My ex-girlfriend of two and a half years just moved back into the area after being gone and out of my life for 3 1/2 years. We went out to celebrate her return and one thing led to another, suddenly, three days after she got back, we are sleeping together again and falling (me at least) back in love. Let me qualify that by saying that she had been “the love of my life” thus far, so the feelings are very real and about as deep as you can get at 23. Last night (1 week after she get back) she tells me that she is “falling back in love with me” and is thinking about spending the rest of her life with me. Then she tells me that her ex BF is going to be visiting a few hours away and she had told him before she “fell back in love with me” that she would spend the next five days with him (i.e. sleeping in his bed, maybe sex…) and would feel badly if she let him down. Let me say also that there is no concrete commitment between her and I at this point, but the “L word” has been spoken by her and I. She left today, and I feel like someone ripped out my insides and jumped on them. I know I will feel this way for the next 4 days and 12 hours, and I am not sure how I will feel when she gets back. Should I try to forget about this and chalk one up to “tying up loose ends” and go on unless it happens again? Or should I get all the pain over with now and end it because of the trust issues? I love her more than any other woman I have ever been with, and that’s more than a few. I let her know how I felt, but she had made up her mind….she did try to console me and asked that I “have faith in her”, but I am not stupid and know what they will be up to. I may never trust her again, but believe me when I say that I will never love anyone as much as her again. Please answer, I am at the end of my emotional rope.Ad
- ‘Anne’ is the pseudonym for the individual who writes this relationship advice column.
- ‘Anne’ bases her responses on her personal experiences and not on professional training or study. She does not represent herself to be a psychologist, therapist, counselor or professional helper of any sort. Her responses are offered from the perspective of a friend or mentor only.
- Anne intends her responses to provide general information to the readership of this website; answers should not be understood to be specific advice intended for any particular individual(s).
- Questions submitted to this column are not guaranteed to receive responses.
- No correspondence takes place.
- No ongoing relationship of any sort (including but not limited to any form of professional relationship) is implied or offered by ‘Anne’ to people submitting questions.
- ‘Anne’, Mental Help Net and CenterSite, LLC make no warranties, express or implied, about the information presented in this column. ‘Anne’ and Mental Help Net disclaim any and all merchantability or warranty of fitness for a particular purpose or liability in connection with the use or misuse of this service.

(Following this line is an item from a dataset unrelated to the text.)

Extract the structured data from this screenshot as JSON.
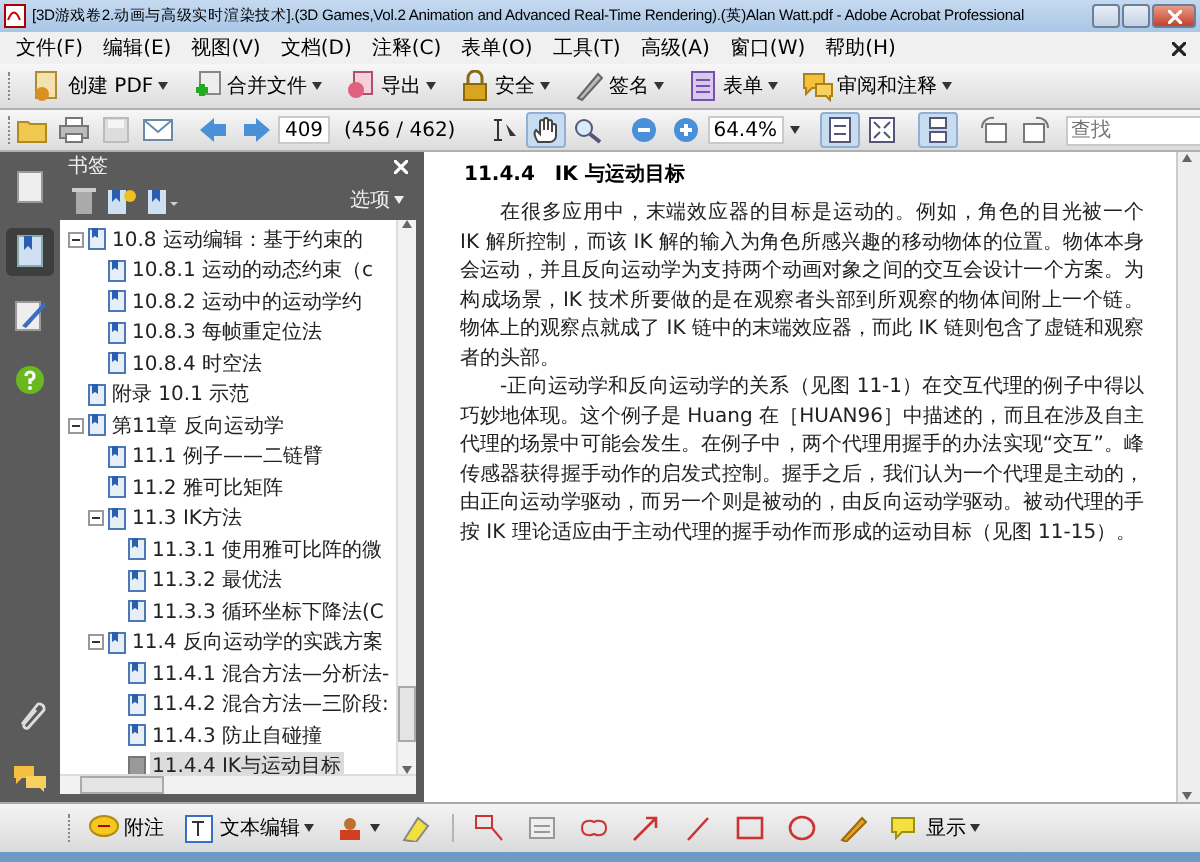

- Always consult with your psychotherapist, physician, or psychiatrist first before changing any aspect of your treatment regimen. Do not stop your medication or change the dose of your medication without first consulting with your physician.
Ah Love. What other human enterprise takes us so high and so low so quickly? I guess maybe the only other thing that could do this to us would be heavy drugs. If I get your situation correctly, you are passionately attached to this woman who loves you and possibly another man at the same time. She is having both of you at the same time and you are heartbroken and feeling out of control and helpless. This is a difficult situation to be in, but one that will resolve. An old teacher of mine used to teach “tolerance for ambiguity”. At the time I rejected this advice. As I’ve grown older I see the wisdom in it. You are in an ambiguous situation and need to deal with it as such until you have greater clarity. There are several ways to do this. First, it may help you to pull back and get some distance and perspective on where this relationship fits in the total scheme of your life. I assume you were able to get by before you met her. I assume you were able to get by after you broke up. Maybe life wasn’t great, but you were not in grave danger of dying or anything like that. This perspective would suggest that although you would like to be intimate with this woman, you will survive if this is not possible. Keep this in mind. Write it down. Second, make a list of things you spent time on and enjoyed doing during times in your life that you weren’t with this woman. Rather than hanging around for days moping and feeling pained, go out and be good to yourself by engaging in the things on this list you like to do. This will help you cope. Don’t so much try to forget about your woman as just throw yourself into doing other things so she is less relevant. Talk to people about your situation. It helps to speak about your problems with others who care about you. Older people in particular will all be able to relate to your situation and may have advice you could benefit from. Time will help resolve this situation. You’ll find out in a little while if she wants to be with you alone, with this other fellow, or with both of you. You’ll then have the information you need to figure out what you yourself want to do. Wait until you have the information to act. Finally, keep in mind that this is her problem as much as yours. She is ambivalent, and not you. If you want her, you’ll have to be willing to let her go if she chooses that and you’ll have to respect yourself through this entire process. If you don’t maintain self-respect and some sense of a line that you won’t cross (that you won’t become her dog for instance) your chances with her are almost certainly smaller than they would be otherwise. Good Luck! – Anne
More "Ask Anne" View Columnists
Designed to Help You Feel Better Daily
Download Now For Free